The Flexible Content field is somewhat similar to the Repeater, as both are used to create repeatable sets of sub fields. The big difference is that, with a Flexible Content field, you can build any number of sub field sets (we call them Layouts). Users will be able to select which particular Layout they want to use when adding content. So instead of just one set of repeatable fields, you’re virtually unlimited in what you can create.
You could, for example, set up layouts for all the different elements a user may want to place on a page. There could be layouts for a client testimonial, an employee profile, a pricing table, a photo gallery and so on. The user then selects whichever layout they want to use in a particular spot. Each layout can be repeated, reordered or not used at all. Flexible Content empowers those in charge of adding content to build a page as they see fit.
Using the Message field is a good idea when you have important information to share. On the surface, it’s a simple field that accepts your text and HTML. But it can be used to provide more in-depth notes or instructions regarding your fields.
A Message field also creates some visual separation that will help users understand where they’re at and what they’re supposed to do on the edit screen. It may not be the most “advanced” custom field, but certainly one of the most useful.
Beyond using specific fields to keep things looking neat, ACF has some other built-in features that can help:
ACF fields can use conditional logic to determine which fields should (or shouldn’t) be displayed at a given time. The most common example of this is providing a user with fields that let them make choices (radio, checkbox, select, true/false). Affected fields are displayed or hidden based on that data.
What’s great about using conditional logic is that it keeps fields hidden until they are needed. It’s an easy way to reduce clutter.
Each field also contains a width setting (introduced in version 5) allowing to to place multiple fields next to each other. This is a great way to optimize the size of your form by reducing it’s overall height. Just remember that when customizing your field’s width, each row should add up to 100% (2 x fields @ 50% = 100%).
When we talk about creating a clean UI, we often think about front end design. But it’s just as important on the back end. Part of the reason we use custom fields is to make the process of adding and editing content easier. So the better we can organize our fields, the more efficiency we add to the process.
Just as visitors to your website will appreciate clearly-labeled visual cues, those in charge of maintaining content will feel just as giddy about a clean set of fields inside of WordPress.
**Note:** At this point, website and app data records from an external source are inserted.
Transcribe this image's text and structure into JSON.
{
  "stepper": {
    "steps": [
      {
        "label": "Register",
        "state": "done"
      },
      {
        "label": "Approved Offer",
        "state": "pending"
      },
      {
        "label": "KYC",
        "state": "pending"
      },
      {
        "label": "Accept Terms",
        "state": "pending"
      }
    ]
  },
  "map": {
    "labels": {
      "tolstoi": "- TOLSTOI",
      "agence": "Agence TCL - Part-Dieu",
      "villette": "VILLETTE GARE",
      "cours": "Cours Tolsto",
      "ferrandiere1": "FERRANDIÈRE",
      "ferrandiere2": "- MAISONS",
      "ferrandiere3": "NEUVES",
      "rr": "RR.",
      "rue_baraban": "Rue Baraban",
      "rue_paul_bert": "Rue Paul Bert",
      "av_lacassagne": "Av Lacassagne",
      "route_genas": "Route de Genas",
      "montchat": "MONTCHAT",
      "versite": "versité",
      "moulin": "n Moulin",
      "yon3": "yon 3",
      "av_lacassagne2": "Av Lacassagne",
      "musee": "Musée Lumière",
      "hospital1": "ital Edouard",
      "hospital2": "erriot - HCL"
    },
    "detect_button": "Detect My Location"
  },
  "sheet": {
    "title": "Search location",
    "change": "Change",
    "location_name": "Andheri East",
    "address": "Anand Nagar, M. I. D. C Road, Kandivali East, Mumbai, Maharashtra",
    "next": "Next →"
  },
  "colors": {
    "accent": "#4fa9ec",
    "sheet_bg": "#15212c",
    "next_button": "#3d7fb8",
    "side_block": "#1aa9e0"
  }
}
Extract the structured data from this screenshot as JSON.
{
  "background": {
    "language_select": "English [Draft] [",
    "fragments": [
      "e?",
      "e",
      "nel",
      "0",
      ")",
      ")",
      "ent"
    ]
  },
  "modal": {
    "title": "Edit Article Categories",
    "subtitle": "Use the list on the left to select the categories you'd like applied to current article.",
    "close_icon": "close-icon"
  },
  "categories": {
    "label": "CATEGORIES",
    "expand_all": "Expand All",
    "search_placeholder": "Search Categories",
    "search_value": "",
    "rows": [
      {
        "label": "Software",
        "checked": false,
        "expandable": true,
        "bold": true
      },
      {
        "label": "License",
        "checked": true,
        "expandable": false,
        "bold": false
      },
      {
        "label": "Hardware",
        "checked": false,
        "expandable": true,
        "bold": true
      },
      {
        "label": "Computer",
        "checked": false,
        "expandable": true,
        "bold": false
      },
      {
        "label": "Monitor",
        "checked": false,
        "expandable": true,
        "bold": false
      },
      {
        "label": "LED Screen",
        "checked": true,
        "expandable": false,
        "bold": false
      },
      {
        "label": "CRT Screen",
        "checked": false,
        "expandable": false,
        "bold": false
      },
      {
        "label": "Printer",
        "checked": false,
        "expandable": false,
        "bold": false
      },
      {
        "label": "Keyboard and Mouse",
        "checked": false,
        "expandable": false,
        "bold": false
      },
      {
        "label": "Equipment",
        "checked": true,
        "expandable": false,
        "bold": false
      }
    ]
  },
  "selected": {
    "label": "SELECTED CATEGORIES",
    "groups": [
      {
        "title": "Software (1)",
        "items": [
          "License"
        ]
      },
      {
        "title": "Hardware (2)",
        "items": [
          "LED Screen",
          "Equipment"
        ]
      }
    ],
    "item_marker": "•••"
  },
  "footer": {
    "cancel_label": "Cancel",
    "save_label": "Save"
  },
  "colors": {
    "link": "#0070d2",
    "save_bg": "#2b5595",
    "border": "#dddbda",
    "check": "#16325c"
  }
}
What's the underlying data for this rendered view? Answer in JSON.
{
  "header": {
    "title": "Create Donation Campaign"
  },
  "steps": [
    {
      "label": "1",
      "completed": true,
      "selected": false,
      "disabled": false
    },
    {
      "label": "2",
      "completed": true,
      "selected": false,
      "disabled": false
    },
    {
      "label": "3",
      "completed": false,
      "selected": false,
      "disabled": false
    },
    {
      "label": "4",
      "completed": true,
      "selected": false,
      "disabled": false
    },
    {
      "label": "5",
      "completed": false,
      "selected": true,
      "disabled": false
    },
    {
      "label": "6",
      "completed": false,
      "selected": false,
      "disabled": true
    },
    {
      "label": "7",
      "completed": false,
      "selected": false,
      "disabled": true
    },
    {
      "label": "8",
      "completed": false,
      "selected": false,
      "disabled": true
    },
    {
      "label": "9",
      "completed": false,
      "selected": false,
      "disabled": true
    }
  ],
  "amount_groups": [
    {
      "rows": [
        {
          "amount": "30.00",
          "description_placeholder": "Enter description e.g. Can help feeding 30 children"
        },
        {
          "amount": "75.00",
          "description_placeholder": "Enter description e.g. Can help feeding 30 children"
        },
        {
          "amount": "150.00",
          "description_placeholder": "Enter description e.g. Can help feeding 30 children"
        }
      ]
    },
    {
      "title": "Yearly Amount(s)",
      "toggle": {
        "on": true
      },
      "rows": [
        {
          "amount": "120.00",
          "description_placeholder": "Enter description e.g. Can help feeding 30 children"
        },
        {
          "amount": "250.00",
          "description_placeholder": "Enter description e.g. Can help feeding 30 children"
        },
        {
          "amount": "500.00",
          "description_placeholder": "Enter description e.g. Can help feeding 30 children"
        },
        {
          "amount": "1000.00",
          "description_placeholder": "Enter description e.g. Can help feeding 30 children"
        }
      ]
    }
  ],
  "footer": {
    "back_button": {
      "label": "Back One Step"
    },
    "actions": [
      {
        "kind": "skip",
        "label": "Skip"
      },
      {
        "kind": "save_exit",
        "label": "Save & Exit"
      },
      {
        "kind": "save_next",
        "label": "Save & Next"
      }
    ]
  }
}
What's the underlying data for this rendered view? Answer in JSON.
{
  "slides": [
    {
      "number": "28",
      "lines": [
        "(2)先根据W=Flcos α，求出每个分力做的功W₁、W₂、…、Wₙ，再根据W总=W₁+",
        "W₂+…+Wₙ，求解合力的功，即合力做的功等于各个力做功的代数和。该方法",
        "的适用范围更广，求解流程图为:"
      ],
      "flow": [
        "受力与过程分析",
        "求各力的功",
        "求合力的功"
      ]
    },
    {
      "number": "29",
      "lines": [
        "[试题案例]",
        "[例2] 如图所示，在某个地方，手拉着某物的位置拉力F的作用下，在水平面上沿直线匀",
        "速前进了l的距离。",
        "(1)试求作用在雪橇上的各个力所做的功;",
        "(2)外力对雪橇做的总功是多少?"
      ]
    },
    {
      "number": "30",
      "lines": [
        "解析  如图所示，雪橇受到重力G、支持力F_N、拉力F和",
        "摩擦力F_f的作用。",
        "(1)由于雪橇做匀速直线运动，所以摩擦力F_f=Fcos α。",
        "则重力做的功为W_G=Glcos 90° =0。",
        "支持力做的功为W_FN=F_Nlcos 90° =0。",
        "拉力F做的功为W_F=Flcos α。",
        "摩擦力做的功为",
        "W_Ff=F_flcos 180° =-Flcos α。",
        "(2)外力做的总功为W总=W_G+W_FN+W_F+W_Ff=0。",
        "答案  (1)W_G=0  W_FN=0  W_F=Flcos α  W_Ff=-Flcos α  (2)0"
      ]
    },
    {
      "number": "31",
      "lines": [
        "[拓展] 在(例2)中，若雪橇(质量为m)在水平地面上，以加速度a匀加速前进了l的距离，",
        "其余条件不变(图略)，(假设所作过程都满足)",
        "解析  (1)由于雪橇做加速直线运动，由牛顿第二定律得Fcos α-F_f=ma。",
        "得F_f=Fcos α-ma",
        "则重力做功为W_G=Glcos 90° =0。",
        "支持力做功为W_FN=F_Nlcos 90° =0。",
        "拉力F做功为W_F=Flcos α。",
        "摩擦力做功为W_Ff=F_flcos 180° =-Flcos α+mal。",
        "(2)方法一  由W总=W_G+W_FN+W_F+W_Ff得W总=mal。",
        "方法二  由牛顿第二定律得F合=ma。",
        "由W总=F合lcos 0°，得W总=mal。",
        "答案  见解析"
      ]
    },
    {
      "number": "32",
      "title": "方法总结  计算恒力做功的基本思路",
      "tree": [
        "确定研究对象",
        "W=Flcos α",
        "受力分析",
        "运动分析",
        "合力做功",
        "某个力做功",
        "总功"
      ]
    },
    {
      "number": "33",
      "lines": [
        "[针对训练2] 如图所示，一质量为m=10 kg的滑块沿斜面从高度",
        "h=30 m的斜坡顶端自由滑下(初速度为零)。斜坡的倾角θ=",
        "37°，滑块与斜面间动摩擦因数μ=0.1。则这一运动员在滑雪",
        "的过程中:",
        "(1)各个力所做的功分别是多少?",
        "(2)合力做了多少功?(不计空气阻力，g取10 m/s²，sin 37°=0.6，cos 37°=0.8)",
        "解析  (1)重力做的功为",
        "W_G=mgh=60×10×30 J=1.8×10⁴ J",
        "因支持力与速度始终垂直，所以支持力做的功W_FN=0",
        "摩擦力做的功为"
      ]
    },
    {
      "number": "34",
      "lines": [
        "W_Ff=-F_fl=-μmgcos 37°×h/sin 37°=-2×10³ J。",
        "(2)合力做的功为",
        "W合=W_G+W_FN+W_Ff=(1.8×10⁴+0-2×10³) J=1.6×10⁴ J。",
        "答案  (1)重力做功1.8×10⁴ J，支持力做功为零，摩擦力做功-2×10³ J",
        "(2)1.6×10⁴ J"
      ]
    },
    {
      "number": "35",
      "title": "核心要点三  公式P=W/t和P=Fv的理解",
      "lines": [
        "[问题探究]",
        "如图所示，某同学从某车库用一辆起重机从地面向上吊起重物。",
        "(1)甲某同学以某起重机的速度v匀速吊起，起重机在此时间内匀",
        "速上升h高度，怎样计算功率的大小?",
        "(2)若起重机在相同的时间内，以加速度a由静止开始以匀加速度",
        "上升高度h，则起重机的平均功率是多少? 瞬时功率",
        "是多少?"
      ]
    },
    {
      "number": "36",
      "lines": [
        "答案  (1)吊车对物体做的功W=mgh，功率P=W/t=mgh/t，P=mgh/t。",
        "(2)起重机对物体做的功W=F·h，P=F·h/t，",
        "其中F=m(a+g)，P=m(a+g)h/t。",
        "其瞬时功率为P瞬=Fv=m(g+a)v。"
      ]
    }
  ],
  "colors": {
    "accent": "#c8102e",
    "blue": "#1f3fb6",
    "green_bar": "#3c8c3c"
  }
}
ACF’s layout fields make it incredibly easy to organize fields in a way that makes sense for your site. It only takes a few short moments to set up and is time well spent.